--- Data listing Enclosed Below ---

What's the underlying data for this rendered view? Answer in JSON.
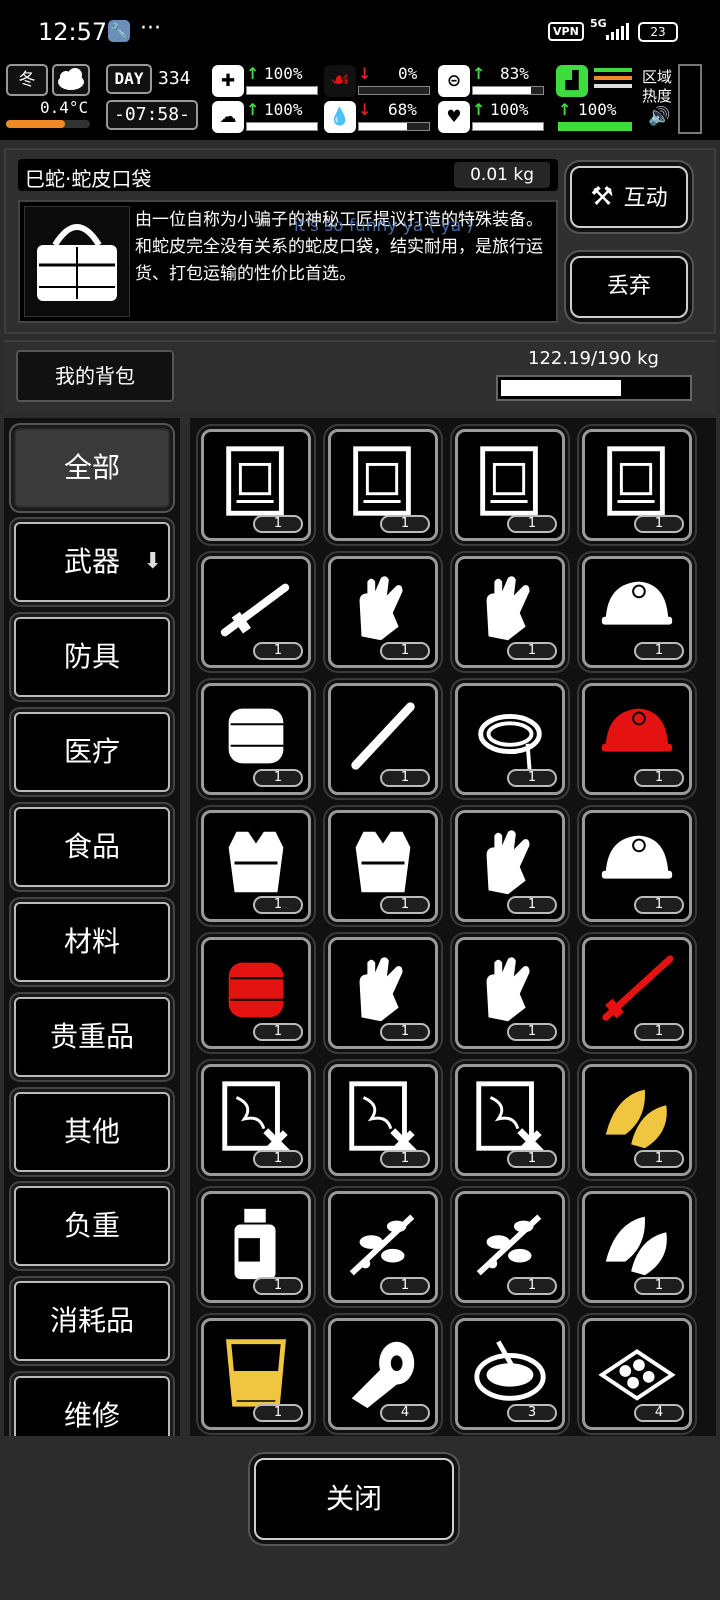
{
  "status": {
    "time": "12:57",
    "dots": "···",
    "vpn": "VPN",
    "network": "5G",
    "battery": "23"
  },
  "hud": {
    "season": "冬",
    "temperature": "0.4°C",
    "day_label": "DAY",
    "day": "334",
    "clock": "-07:58-",
    "health": "100%",
    "calories": "0%",
    "stamina": "83%",
    "boots": "100%",
    "sanity": "100%",
    "water": "68%",
    "heart": "100%",
    "zone_heat": "区域热度",
    "bars": {
      "health": 1.0,
      "calories": 0.0,
      "stamina": 0.83,
      "sanity": 1.0,
      "water": 0.68,
      "heart": 1.0,
      "boots": 1.0
    }
  },
  "item": {
    "name": "巳蛇·蛇皮口袋",
    "weight": "0.01 kg",
    "description": "由一位自称为小骗子的神秘工匠提议打造的特殊装备。和蛇皮完全没有关系的蛇皮口袋，结实耐用，是旅行运货、打包运输的性价比首选。",
    "overlay_text": "it's so funny ya ( ya )"
  },
  "actions": {
    "interact": "互动",
    "discard": "丢弃",
    "close": "关闭"
  },
  "pack": {
    "title": "我的背包",
    "weight": "122.19/190 kg",
    "fill": 0.643
  },
  "categories": [
    "全部",
    "武器",
    "防具",
    "医疗",
    "食品",
    "材料",
    "贵重品",
    "其他",
    "负重",
    "消耗品",
    "维修"
  ],
  "colors": {
    "red": "#e51212",
    "yellow": "#f0c540",
    "green": "#3fdc3f"
  },
  "items": [
    {
      "icon": "blueprint-document-icon",
      "count": "1",
      "color": "white"
    },
    {
      "icon": "armor-blueprint-icon",
      "count": "1",
      "color": "white"
    },
    {
      "icon": "gear-blueprint-icon",
      "count": "1",
      "color": "white"
    },
    {
      "icon": "wheel-blueprint-icon",
      "count": "1",
      "color": "white"
    },
    {
      "icon": "rifle-icon",
      "count": "1",
      "color": "white"
    },
    {
      "icon": "gloves-icon",
      "count": "1",
      "color": "white"
    },
    {
      "icon": "gauntlet-icon",
      "count": "1",
      "color": "white"
    },
    {
      "icon": "helmet-icon",
      "count": "1",
      "color": "white"
    },
    {
      "icon": "fur-hat-icon",
      "count": "1",
      "color": "white"
    },
    {
      "icon": "baseball-bat-icon",
      "count": "1",
      "color": "white"
    },
    {
      "icon": "rope-icon",
      "count": "1",
      "color": "white"
    },
    {
      "icon": "red-helmet-icon",
      "count": "1",
      "color": "red"
    },
    {
      "icon": "armor-vest-icon",
      "count": "1",
      "color": "white"
    },
    {
      "icon": "tactical-vest-icon",
      "count": "1",
      "color": "white"
    },
    {
      "icon": "gauntlet-icon",
      "count": "1",
      "color": "white"
    },
    {
      "icon": "helmet-icon",
      "count": "1",
      "color": "white"
    },
    {
      "icon": "tiger-hat-icon",
      "count": "1",
      "color": "red"
    },
    {
      "icon": "glove-icon",
      "count": "1",
      "color": "white"
    },
    {
      "icon": "mittens-icon",
      "count": "1",
      "color": "white"
    },
    {
      "icon": "shotgun-icon",
      "count": "1",
      "color": "red"
    },
    {
      "icon": "repair-schematic-icon",
      "count": "1",
      "color": "white"
    },
    {
      "icon": "repair-schematic-icon",
      "count": "1",
      "color": "white"
    },
    {
      "icon": "repair-schematic-icon",
      "count": "1",
      "color": "white"
    },
    {
      "icon": "tobacco-leaf-icon",
      "count": "1",
      "color": "yellow"
    },
    {
      "icon": "bottle-icon",
      "count": "1",
      "color": "white"
    },
    {
      "icon": "berry-branch-icon",
      "count": "1",
      "color": "white"
    },
    {
      "icon": "herb-plant-icon",
      "count": "1",
      "color": "white"
    },
    {
      "icon": "leaves-icon",
      "count": "1",
      "color": "white"
    },
    {
      "icon": "cup-icon",
      "count": "1",
      "color": "yellow"
    },
    {
      "icon": "bandage-icon",
      "count": "4",
      "color": "white"
    },
    {
      "icon": "soup-bowl-icon",
      "count": "3",
      "color": "white"
    },
    {
      "icon": "food-tray-icon",
      "count": "4",
      "color": "white"
    }
  ]
}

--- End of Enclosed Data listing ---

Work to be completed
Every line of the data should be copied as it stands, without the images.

Answer to the problem
What's the underlying data for this rendered view? Answer in JSON.
{
  "status": {
    "time": "12:57",
    "dots": "···",
    "vpn": "VPN",
    "network": "5G",
    "battery": "23"
  },
  "hud": {
    "season": "冬",
    "temperature": "0.4°C",
    "day_label": "DAY",
    "day": "334",
    "clock": "-07:58-",
    "health": "100%",
    "calories": "0%",
    "stamina": "83%",
    "boots": "100%",
    "sanity": "100%",
    "water": "68%",
    "heart": "100%",
    "zone_heat": "区域热度",
    "bars": {
      "health": 1.0,
      "calories": 0.0,
      "stamina": 0.83,
      "sanity": 1.0,
      "water": 0.68,
      "heart": 1.0,
      "boots": 1.0
    }
  },
  "item": {
    "name": "巳蛇·蛇皮口袋",
    "weight": "0.01 kg",
    "description": "由一位自称为小骗子的神秘工匠提议打造的特殊装备。和蛇皮完全没有关系的蛇皮口袋，结实耐用，是旅行运货、打包运输的性价比首选。",
    "overlay_text": "it's so funny ya ( ya )"
  },
  "actions": {
    "interact": "互动",
    "discard": "丢弃",
    "close": "关闭"
  },
  "pack": {
    "title": "我的背包",
    "weight": "122.19/190 kg",
    "fill": 0.643
  },
  "categories": [
    "全部",
    "武器",
    "防具",
    "医疗",
    "食品",
    "材料",
    "贵重品",
    "其他",
    "负重",
    "消耗品",
    "维修"
  ],
  "colors": {
    "red": "#e51212",
    "yellow": "#f0c540",
    "green": "#3fdc3f"
  },
  "items": [
    {
      "icon": "blueprint-document-icon",
      "count": "1",
      "color": "white"
    },
    {
      "icon": "armor-blueprint-icon",
      "count": "1",
      "color": "white"
    },
    {
      "icon": "gear-blueprint-icon",
      "count": "1",
      "color": "white"
    },
    {
      "icon": "wheel-blueprint-icon",
      "count": "1",
      "color": "white"
    },
    {
      "icon": "rifle-icon",
      "count": "1",
      "color": "white"
    },
    {
      "icon": "gloves-icon",
      "count": "1",
      "color": "white"
    },
    {
      "icon": "gauntlet-icon",
      "count": "1",
      "color": "white"
    },
    {
      "icon": "helmet-icon",
      "count": "1",
      "color": "white"
    },
    {
      "icon": "fur-hat-icon",
      "count": "1",
      "color": "white"
    },
    {
      "icon": "baseball-bat-icon",
      "count": "1",
      "color": "white"
    },
    {
      "icon": "rope-icon",
      "count": "1",
      "color": "white"
    },
    {
      "icon": "red-helmet-icon",
      "count": "1",
      "color": "red"
    },
    {
      "icon": "armor-vest-icon",
      "count": "1",
      "color": "white"
    },
    {
      "icon": "tactical-vest-icon",
      "count": "1",
      "color": "white"
    },
    {
      "icon": "gauntlet-icon",
      "count": "1",
      "color": "white"
    },
    {
      "icon": "helmet-icon",
      "count": "1",
      "color": "white"
    },
    {
      "icon": "tiger-hat-icon",
      "count": "1",
      "color": "red"
    },
    {
      "icon": "glove-icon",
      "count": "1",
      "color": "white"
    },
    {
      "icon": "mittens-icon",
      "count": "1",
      "color": "white"
    },
    {
      "icon": "shotgun-icon",
      "count": "1",
      "color": "red"
    },
    {
      "icon": "repair-schematic-icon",
      "count": "1",
      "color": "white"
    },
    {
      "icon": "repair-schematic-icon",
      "count": "1",
      "color": "white"
    },
    {
      "icon": "repair-schematic-icon",
      "count": "1",
      "color": "white"
    },
    {
      "icon": "tobacco-leaf-icon",
      "count": "1",
      "color": "yellow"
    },
    {
      "icon": "bottle-icon",
      "count": "1",
      "color": "white"
    },
    {
      "icon": "berry-branch-icon",
      "count": "1",
      "color": "white"
    },
    {
      "icon": "herb-plant-icon",
      "count": "1",
      "color": "white"
    },
    {
      "icon": "leaves-icon",
      "count": "1",
      "color": "white"
    },
    {
      "icon": "cup-icon",
      "count": "1",
      "color": "yellow"
    },
    {
      "icon": "bandage-icon",
      "count": "4",
      "color": "white"
    },
    {
      "icon": "soup-bowl-icon",
      "count": "3",
      "color": "white"
    },
    {
      "icon": "food-tray-icon",
      "count": "4",
      "color": "white"
    }
  ]
}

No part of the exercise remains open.